About Books, 2

The Labor Day weekend came and went way too fast.  It was a nice break, though.  This part of Texas saw a slow, soaking rain on Saturday, exactly what we needed.  Today it’s back to classes where, this week, the subjects are:  

(1) African religions (which I know next to nothing about)

(2) Pauline chronology (which is harder to handle than a greased pig, not that I have or plan to)

(3) Overviewing the life of Jesus (Why didn’t we do this in any of the Bible classes I attended growing up?)

(4)  Surveying Numbers and Deuteronomy.  (Survey courses are tough in that, in order to keep pace, you’re constantly deciding what not to cover).

Now back to the book list:

2.  One book that you’ve read more than once:  Again, I just have to mention two books.

Generation to Generation: Family Process in Church and Synagogue, by Edwin S. Friedman.  I still don’t exactly understand Bowen theory.  But I’m convinced it contains a lot of truth.  I have Ken Danley to thank for telling me about this one.  Thanks, Ken.

And then there’s Forgotten Truth: The Common Vision of the World’s Religions, by Huston Smith.  In a Genesis class at Harding Graduate School, Dr. Jack Vancil referred to this book with obvious admiration.  I wrote down the author and title in my notes.  A few months later, I came across a paperback copy in a used bookstore in Memphis.  It’s been with me ever since.  This is the sort of book that a modern-day Paul would want to read before preaching a modern-day Mars Hill sermon.  All genuinely-religious outlooks have more in common with each other than they have with philosophical materialism.

Friday, September 01, 2006

About Books, 1

Hey! Look at me! I got tagged! Ooh, and by someone whose blog is listed in the sidebar at Mike Cope’s, no less.

Actually, this is the second time I’ve been tagged. The first time, tagged by Steve Duer, I was so out of commission, and I didn’t respond for the longest time. Finally, I started putting together my wise and wonderful response. But that was before I had discovered the straight-from-Word-to-Blogger trick. Of course, I was predestined, working on revision #5 I think it was, to completely lose the post. So I did the mature thing: I cried and quit.

This time, I’m going to respond and tag in installments not for fear of loss (although that would be reason enough), but for the same reasons I haven’t posted anything in the last three weeks. My excuses for the downtime are many and myriad. But they’re mainly about the following:

1. Trips to Oklahoma and New Mexico

2. New and returning faculty stuff. (And because of odd circumstances, I’m both new AND returning).

3. The flurry associated with the first two weeks of school.

The above sort of looks like a syllabus, doesn’t it? That’s significant.

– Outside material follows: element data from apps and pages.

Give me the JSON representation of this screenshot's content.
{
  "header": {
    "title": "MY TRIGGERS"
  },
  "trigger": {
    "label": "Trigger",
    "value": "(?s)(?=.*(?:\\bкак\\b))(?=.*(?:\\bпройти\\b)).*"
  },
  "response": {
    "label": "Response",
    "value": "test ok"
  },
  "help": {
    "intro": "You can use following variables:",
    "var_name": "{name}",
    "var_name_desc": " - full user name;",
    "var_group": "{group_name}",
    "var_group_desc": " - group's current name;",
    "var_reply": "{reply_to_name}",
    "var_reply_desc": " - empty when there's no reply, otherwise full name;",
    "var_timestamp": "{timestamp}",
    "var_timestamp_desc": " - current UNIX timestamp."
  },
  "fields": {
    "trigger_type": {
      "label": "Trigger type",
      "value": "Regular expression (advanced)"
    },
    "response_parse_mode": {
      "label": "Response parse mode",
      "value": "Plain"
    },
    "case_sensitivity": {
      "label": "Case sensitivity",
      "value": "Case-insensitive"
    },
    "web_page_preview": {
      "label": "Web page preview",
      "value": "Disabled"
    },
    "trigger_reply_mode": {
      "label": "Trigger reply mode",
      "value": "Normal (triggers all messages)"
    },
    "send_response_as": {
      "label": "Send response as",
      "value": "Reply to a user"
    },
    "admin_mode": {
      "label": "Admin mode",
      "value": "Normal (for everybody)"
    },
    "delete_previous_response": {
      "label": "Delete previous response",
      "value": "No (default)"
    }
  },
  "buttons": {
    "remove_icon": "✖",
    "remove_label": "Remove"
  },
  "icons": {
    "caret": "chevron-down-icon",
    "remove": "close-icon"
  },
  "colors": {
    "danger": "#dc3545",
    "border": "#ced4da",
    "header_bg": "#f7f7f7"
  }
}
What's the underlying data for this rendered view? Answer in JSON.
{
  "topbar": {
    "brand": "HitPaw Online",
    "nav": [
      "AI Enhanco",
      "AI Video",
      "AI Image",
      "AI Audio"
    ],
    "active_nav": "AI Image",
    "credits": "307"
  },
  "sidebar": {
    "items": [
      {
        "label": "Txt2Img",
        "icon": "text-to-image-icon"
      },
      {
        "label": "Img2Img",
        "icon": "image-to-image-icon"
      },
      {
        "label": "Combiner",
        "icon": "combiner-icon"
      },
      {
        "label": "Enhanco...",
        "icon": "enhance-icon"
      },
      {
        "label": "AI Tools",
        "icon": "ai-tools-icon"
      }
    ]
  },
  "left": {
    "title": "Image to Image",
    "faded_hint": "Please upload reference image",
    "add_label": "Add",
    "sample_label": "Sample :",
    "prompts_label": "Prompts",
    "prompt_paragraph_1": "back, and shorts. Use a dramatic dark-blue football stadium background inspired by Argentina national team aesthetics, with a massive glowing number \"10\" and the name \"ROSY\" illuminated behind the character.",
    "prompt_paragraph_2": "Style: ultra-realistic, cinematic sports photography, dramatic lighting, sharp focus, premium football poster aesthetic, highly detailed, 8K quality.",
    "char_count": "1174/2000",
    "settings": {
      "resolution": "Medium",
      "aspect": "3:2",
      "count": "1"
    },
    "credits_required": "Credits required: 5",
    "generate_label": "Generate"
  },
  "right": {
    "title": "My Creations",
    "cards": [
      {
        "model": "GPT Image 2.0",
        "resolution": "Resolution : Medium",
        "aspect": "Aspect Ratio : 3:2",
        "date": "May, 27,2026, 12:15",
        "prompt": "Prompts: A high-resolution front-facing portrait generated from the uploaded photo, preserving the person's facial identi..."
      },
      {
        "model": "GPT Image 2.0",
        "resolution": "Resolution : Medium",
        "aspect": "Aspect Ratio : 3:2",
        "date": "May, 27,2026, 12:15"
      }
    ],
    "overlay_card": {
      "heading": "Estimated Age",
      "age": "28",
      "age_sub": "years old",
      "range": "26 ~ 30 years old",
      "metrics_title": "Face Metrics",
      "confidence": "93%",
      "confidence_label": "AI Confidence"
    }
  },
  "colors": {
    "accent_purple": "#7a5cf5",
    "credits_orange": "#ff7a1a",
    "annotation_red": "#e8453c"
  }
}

Oh, which leads me to ask, Where did we get that weird form where nouns that end in “us” go to “i” in the plural? I’m guessing that came from folks who thought that saying syllabuses sounded silly. Anyway, don’t you know ESL students lvoe that sort of exception to English noun endings.

Okay. Now for that first part of the response to the tag:

1. One book that changed your life: Like most readers of books, I want to say, “Which time?” What I mean is, it seems like different books come along at different times in your life and change the way you think and look at things from that time on.

But if I had to pick only one book, I’d have to say, Jesus—God and Man, by Wolfhart Pannenberg. It was assigned to me during my student days at Harding Graduate School in Memphis. At the time Dr. Doug Brown was the Theology Department there and I signed up for his course on “Christian Evidences.” What a mind-expanding drug that was.

Anyway, I picked the topic “Christology,” and was told by Dr. Brown to read and report on what was then Pannenberg’s magnum opus.

What it did for me? It led me to realize that a Christian--even one who was intellectually-engaged—didn’t need to check his or her brain at the door before worshipping the God and Father of our Lord Jesus Christ.

I can’t begin to express what a joyful relief that was to me. But when people walk up to authors they’ve never met before, and hug them? I know what that’s about.

I suspect that Jesus—God and Man isn’t read as often as it was before the publication of Tom Wright’s newer book, The Resurrection of the Son of God.

Trust me, if you manage to wade through either one or both of those books, you’ll be glad you did.